Did we like it?
Too superficial to act as a spoof cultural travelogue, too witless to be a comedy – a truly awful waste of the talents of Leigh Francis.
What was good about it?
• Nice views of the Grand Canyon.
What was bad about it?
• Olivia Lee, the second most repellent of the odious rogues’ gallery of Balls of Steel after Mark Dolan, who had a cameo in the prologue.
• It appears to be a feeble cash-in of the Borat school of comedy, but is bereft of intelligence, humour and any sense of social comment that made Borat funny (although whenever Borat played to an audience who were in on the joke, such as at the MTV Europe Awards, that creation was as similarly impotent as Keith Lemon was here).

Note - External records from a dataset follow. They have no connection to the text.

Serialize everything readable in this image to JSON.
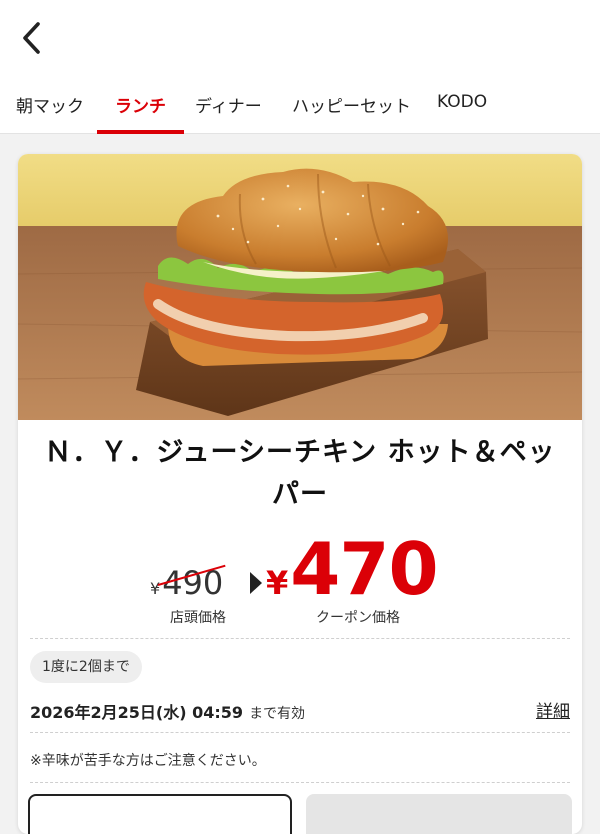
{
  "header": {
    "back_icon": "chevron-left-icon"
  },
  "tabs": [
    {
      "label": "朝マック"
    },
    {
      "label": "ランチ"
    },
    {
      "label": "ディナー"
    },
    {
      "label": "ハッピーセット"
    },
    {
      "label": "KODO"
    }
  ],
  "active_tab": "ランチ",
  "colors": {
    "accent": "#db0007",
    "wall": "#ecd67a",
    "wood": "#b27a4d"
  },
  "coupon": {
    "title": "Ｎ．Ｙ．ジューシーチキン ホット＆ペッパー",
    "regular_price": {
      "yen": "¥",
      "value": "490",
      "label": "店頭価格"
    },
    "coupon_price": {
      "yen": "¥",
      "value": "470",
      "label": "クーポン価格"
    },
    "limit": "1度に2個まで",
    "expiry": {
      "date": "2026年2月25日(水) 04:59",
      "suffix": "まで有効"
    },
    "details_link": "詳細",
    "note": "※辛味が苦手な方はご注意ください。"
  }
}
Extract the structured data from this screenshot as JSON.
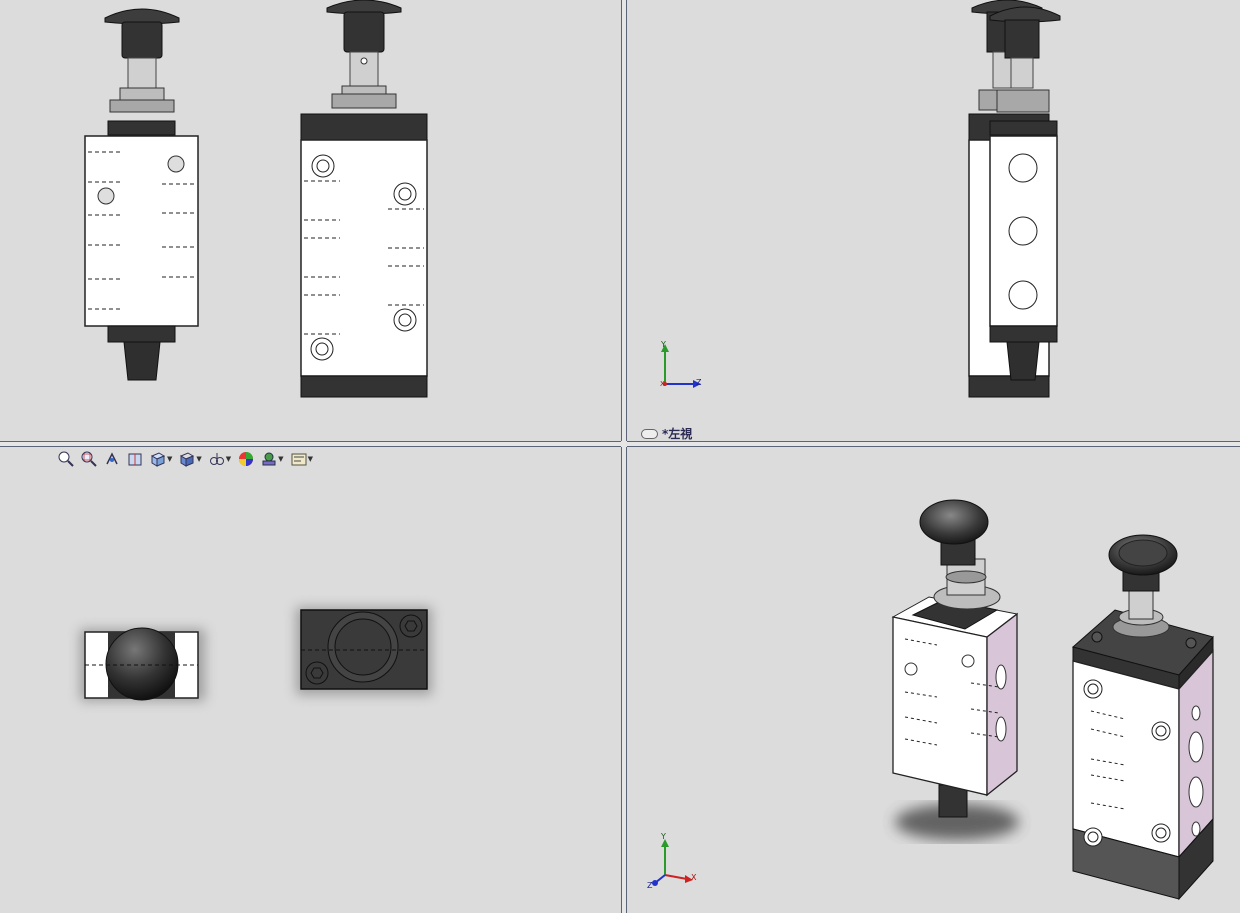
{
  "viewports": {
    "top_left": {
      "name": "front-view"
    },
    "top_right": {
      "name": "left-view",
      "label": "*左視"
    },
    "bottom_left": {
      "name": "top-view"
    },
    "bottom_right": {
      "name": "isometric-view"
    }
  },
  "triad_top_right": {
    "axis_up": "Y",
    "axis_right": "Z",
    "axis_origin": "X"
  },
  "triad_bottom_right": {
    "axis_up": "Y",
    "axis_right": "X",
    "axis_left": "Z"
  },
  "toolbar": {
    "items": [
      {
        "icon": "zoom-to-fit-icon",
        "dropdown": false
      },
      {
        "icon": "zoom-to-area-icon",
        "dropdown": false
      },
      {
        "icon": "previous-view-icon",
        "dropdown": false
      },
      {
        "icon": "section-view-icon",
        "dropdown": false
      },
      {
        "icon": "view-orientation-icon",
        "dropdown": true
      },
      {
        "icon": "display-style-icon",
        "dropdown": true
      },
      {
        "icon": "hide-show-items-icon",
        "dropdown": true
      },
      {
        "icon": "edit-appearance-icon",
        "dropdown": false
      },
      {
        "icon": "apply-scene-icon",
        "dropdown": true
      },
      {
        "icon": "view-settings-icon",
        "dropdown": true
      }
    ]
  },
  "colors": {
    "background": "#dcdcdc",
    "body_white": "#ffffff",
    "dark_parts": "#3a3a3a",
    "side_pink": "#d8c6d8",
    "axis_y": "#2a9a2a",
    "axis_x": "#cc2222",
    "axis_z": "#2233cc"
  }
}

• There was no abrasiveness to Lemon’s encounters, he acted too stupidly for any of his oblivious guests to take him seriously so the Chippendales simply chuckled at his inept dancing, while a pretty female ranch hand looked both bemused and bored at Lemon’s extravagant chat-up lines.

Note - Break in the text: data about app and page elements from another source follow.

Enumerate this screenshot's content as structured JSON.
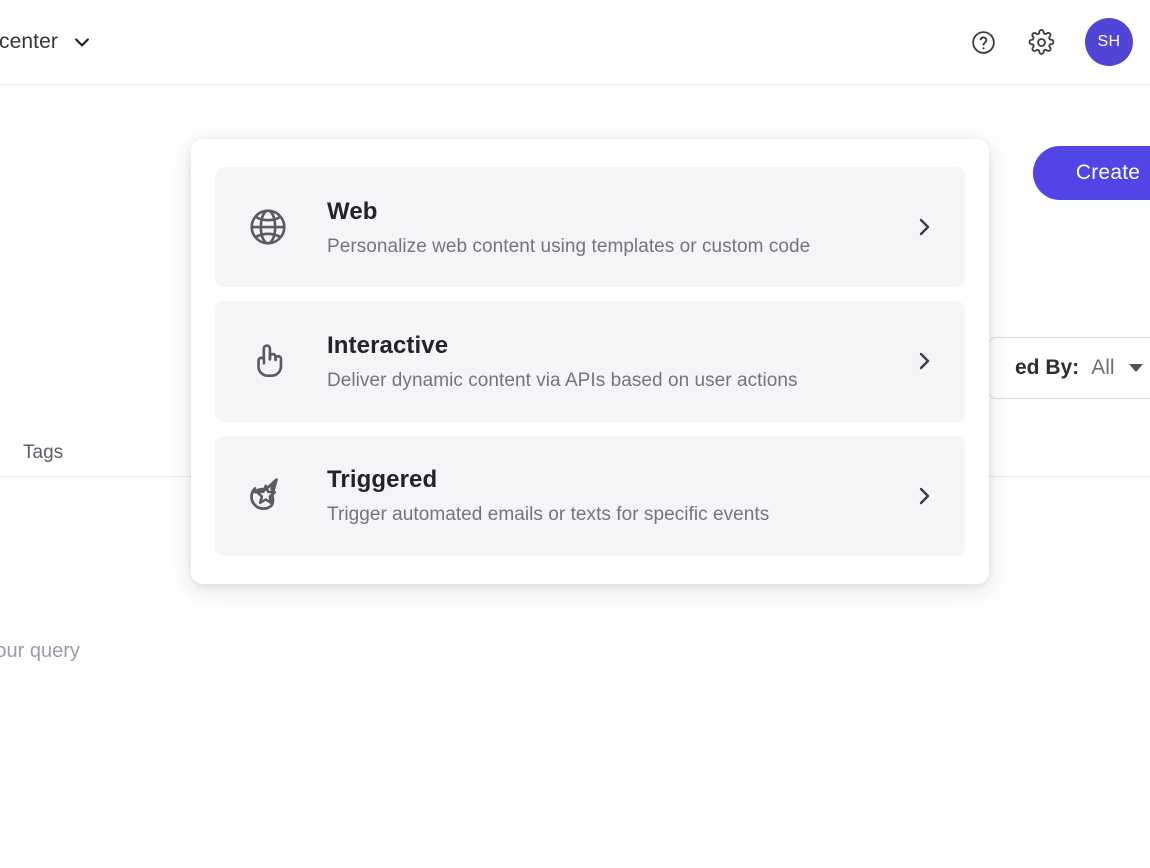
{
  "topbar": {
    "workspace_label": "r center",
    "workspace_chevron_icon": "chevron-down-icon",
    "help_icon": "help-circle-icon",
    "settings_icon": "gear-icon",
    "avatar_initials": "SH",
    "avatar_color": "#5145d8"
  },
  "page": {
    "create_button_label": "Create",
    "create_button_color": "#5145e5",
    "filter": {
      "label": "ed By:",
      "value": "All",
      "caret_icon": "caret-down-icon"
    },
    "table": {
      "columns": [
        "Tags"
      ]
    },
    "empty_message": "hing your query"
  },
  "modal": {
    "options": [
      {
        "icon": "globe-icon",
        "title": "Web",
        "description": "Personalize web content using templates or custom code",
        "chevron_icon": "chevron-right-icon"
      },
      {
        "icon": "pointing-hand-icon",
        "title": "Interactive",
        "description": "Deliver dynamic content via APIs based on user actions",
        "chevron_icon": "chevron-right-icon"
      },
      {
        "icon": "shooting-star-icon",
        "title": "Triggered",
        "description": "Trigger automated emails or texts for specific events",
        "chevron_icon": "chevron-right-icon"
      }
    ]
  }
}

• Francis seemed to gauge if something was funny if perennial Bo Selecta guest Mel B laughed at his antics. Leaving aside the fact that Mel B forsook her humanity the moment Wannabe stormed the charts like the Black Death stalking the pestilent streets of Whitechapel, the sight of Keith charmlessly coaxing her into his bedroom was rancid television for its utter absence of originality.

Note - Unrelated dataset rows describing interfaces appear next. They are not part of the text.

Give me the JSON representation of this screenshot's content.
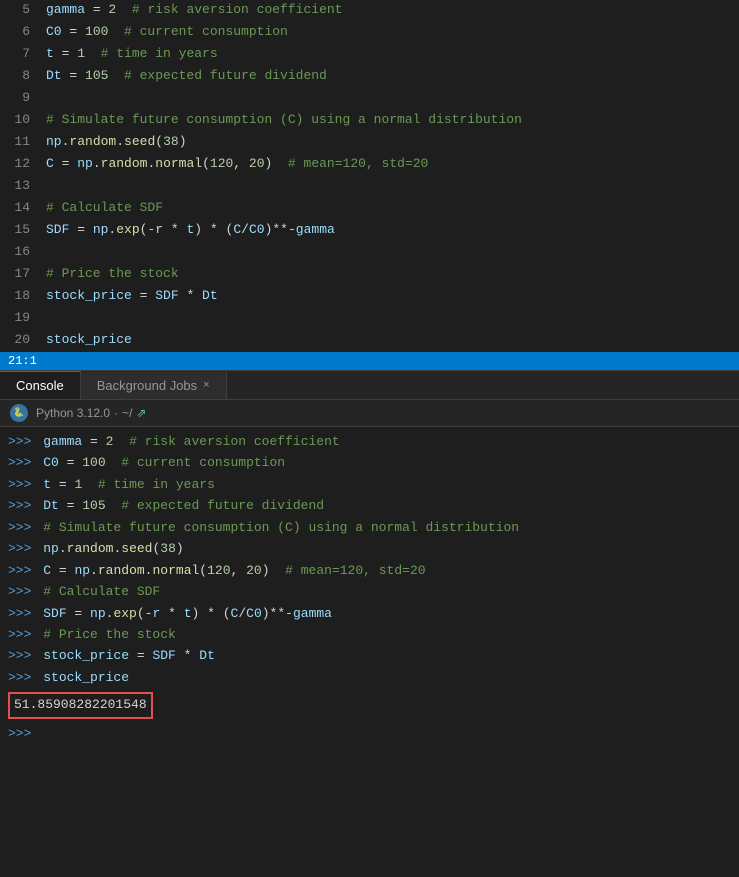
{
  "editor": {
    "lines": [
      {
        "num": 5,
        "tokens": [
          {
            "t": "var",
            "v": "gamma"
          },
          {
            "t": "op",
            "v": " = "
          },
          {
            "t": "num",
            "v": "2"
          },
          {
            "t": "cm",
            "v": "  # risk aversion coefficient"
          }
        ]
      },
      {
        "num": 6,
        "tokens": [
          {
            "t": "var",
            "v": "C0"
          },
          {
            "t": "op",
            "v": " = "
          },
          {
            "t": "num",
            "v": "100"
          },
          {
            "t": "cm",
            "v": "  # current consumption"
          }
        ]
      },
      {
        "num": 7,
        "tokens": [
          {
            "t": "var",
            "v": "t"
          },
          {
            "t": "op",
            "v": " = "
          },
          {
            "t": "num",
            "v": "1"
          },
          {
            "t": "cm",
            "v": "  # time in years"
          }
        ]
      },
      {
        "num": 8,
        "tokens": [
          {
            "t": "var",
            "v": "Dt"
          },
          {
            "t": "op",
            "v": " = "
          },
          {
            "t": "num",
            "v": "105"
          },
          {
            "t": "cm",
            "v": "  # expected future dividend"
          }
        ]
      },
      {
        "num": 9,
        "tokens": []
      },
      {
        "num": 10,
        "tokens": [
          {
            "t": "cm",
            "v": "# Simulate future consumption (C) using a normal distribution"
          }
        ]
      },
      {
        "num": 11,
        "tokens": [
          {
            "t": "var",
            "v": "np"
          },
          {
            "t": "op",
            "v": "."
          },
          {
            "t": "fn",
            "v": "random"
          },
          {
            "t": "op",
            "v": "."
          },
          {
            "t": "fn",
            "v": "seed"
          },
          {
            "t": "pn",
            "v": "("
          },
          {
            "t": "num",
            "v": "38"
          },
          {
            "t": "pn",
            "v": ")"
          }
        ]
      },
      {
        "num": 12,
        "tokens": [
          {
            "t": "var",
            "v": "C"
          },
          {
            "t": "op",
            "v": " = "
          },
          {
            "t": "var",
            "v": "np"
          },
          {
            "t": "op",
            "v": "."
          },
          {
            "t": "fn",
            "v": "random"
          },
          {
            "t": "op",
            "v": "."
          },
          {
            "t": "fn",
            "v": "normal"
          },
          {
            "t": "pn",
            "v": "("
          },
          {
            "t": "num",
            "v": "120"
          },
          {
            "t": "pn",
            "v": ", "
          },
          {
            "t": "num",
            "v": "20"
          },
          {
            "t": "pn",
            "v": ")"
          },
          {
            "t": "cm",
            "v": "  # mean=120, std=20"
          }
        ]
      },
      {
        "num": 13,
        "tokens": []
      },
      {
        "num": 14,
        "tokens": [
          {
            "t": "cm",
            "v": "# Calculate SDF"
          }
        ]
      },
      {
        "num": 15,
        "tokens": [
          {
            "t": "var",
            "v": "SDF"
          },
          {
            "t": "op",
            "v": " = "
          },
          {
            "t": "var",
            "v": "np"
          },
          {
            "t": "op",
            "v": "."
          },
          {
            "t": "fn",
            "v": "exp"
          },
          {
            "t": "pn",
            "v": "("
          },
          {
            "t": "op",
            "v": "-"
          },
          {
            "t": "var",
            "v": "r"
          },
          {
            "t": "op",
            "v": " * "
          },
          {
            "t": "var",
            "v": "t"
          },
          {
            "t": "pn",
            "v": ")"
          },
          {
            "t": "op",
            "v": " * "
          },
          {
            "t": "pn",
            "v": "("
          },
          {
            "t": "var",
            "v": "C"
          },
          {
            "t": "op",
            "v": "/"
          },
          {
            "t": "var",
            "v": "C0"
          },
          {
            "t": "pn",
            "v": ")"
          },
          {
            "t": "op",
            "v": "**"
          },
          {
            "t": "op",
            "v": "-"
          },
          {
            "t": "var",
            "v": "gamma"
          }
        ]
      },
      {
        "num": 16,
        "tokens": []
      },
      {
        "num": 17,
        "tokens": [
          {
            "t": "cm",
            "v": "# Price the stock"
          }
        ]
      },
      {
        "num": 18,
        "tokens": [
          {
            "t": "var",
            "v": "stock_price"
          },
          {
            "t": "op",
            "v": " = "
          },
          {
            "t": "var",
            "v": "SDF"
          },
          {
            "t": "op",
            "v": " * "
          },
          {
            "t": "var",
            "v": "Dt"
          }
        ]
      },
      {
        "num": 19,
        "tokens": []
      },
      {
        "num": 20,
        "tokens": [
          {
            "t": "var",
            "v": "stock_price"
          }
        ]
      }
    ],
    "status": "21:1"
  },
  "tabs": [
    {
      "id": "console",
      "label": "Console",
      "active": true,
      "closeable": false
    },
    {
      "id": "background-jobs",
      "label": "Background Jobs",
      "active": false,
      "closeable": true
    }
  ],
  "console": {
    "python_version": "Python 3.12.0",
    "path": "~/",
    "lines": [
      {
        "type": "input",
        "text": "gamma = 2  # risk aversion coefficient"
      },
      {
        "type": "input",
        "text": "C0 = 100  # current consumption"
      },
      {
        "type": "input",
        "text": "t = 1  # time in years"
      },
      {
        "type": "input",
        "text": "Dt = 105  # expected future dividend"
      },
      {
        "type": "input",
        "text": "# Simulate future consumption (C) using a normal distribution"
      },
      {
        "type": "input",
        "text": "np.random.seed(38)"
      },
      {
        "type": "input",
        "text": "C = np.random.normal(120, 20)  # mean=120, std=20"
      },
      {
        "type": "input",
        "text": "# Calculate SDF"
      },
      {
        "type": "input",
        "text": "SDF = np.exp(-r * t) * (C/C0)**-gamma"
      },
      {
        "type": "input",
        "text": "# Price the stock"
      },
      {
        "type": "input",
        "text": "stock_price = SDF * Dt"
      },
      {
        "type": "input",
        "text": "stock_price"
      },
      {
        "type": "result",
        "text": "51.85908282201548"
      },
      {
        "type": "empty",
        "text": ""
      }
    ]
  }
}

• The places and people Lemon visits are all too brief to able to set up a gag, and so no sooner have we arrived at the Grand Canyon then we’re whisked away to a ranch, and then on to a ‘risque’ festival where repressed Americans live out their repressed teenage dreams with wet T-shirt catwalking and genital beauty contests – this more than anything else in the first episode offered a teeming reservoir of untapped comedy potential but Lemon/ Francis was satisfied to make some limp quips in a bull testicle-eating competition.
• The utterly pointless interlude when Lemon came back to Leeds to discuss Mel C’s ‘pregnancy’ with their child. Amateurish and conceited enough to believe that the presence of a celebrity – no matter how desiccated with obsolescence – will be a satisfactory (and that is the loftiest peak anything in this show aimed for) sketch.
• The absolute paucity of material that was even just rubbish became apparent in the frequency of hurried filler such as when Lemon is spooked by someone pottering about outside his motel room only to discover – without ever there being an ounce of tension or comedy – that it’s his cameraman.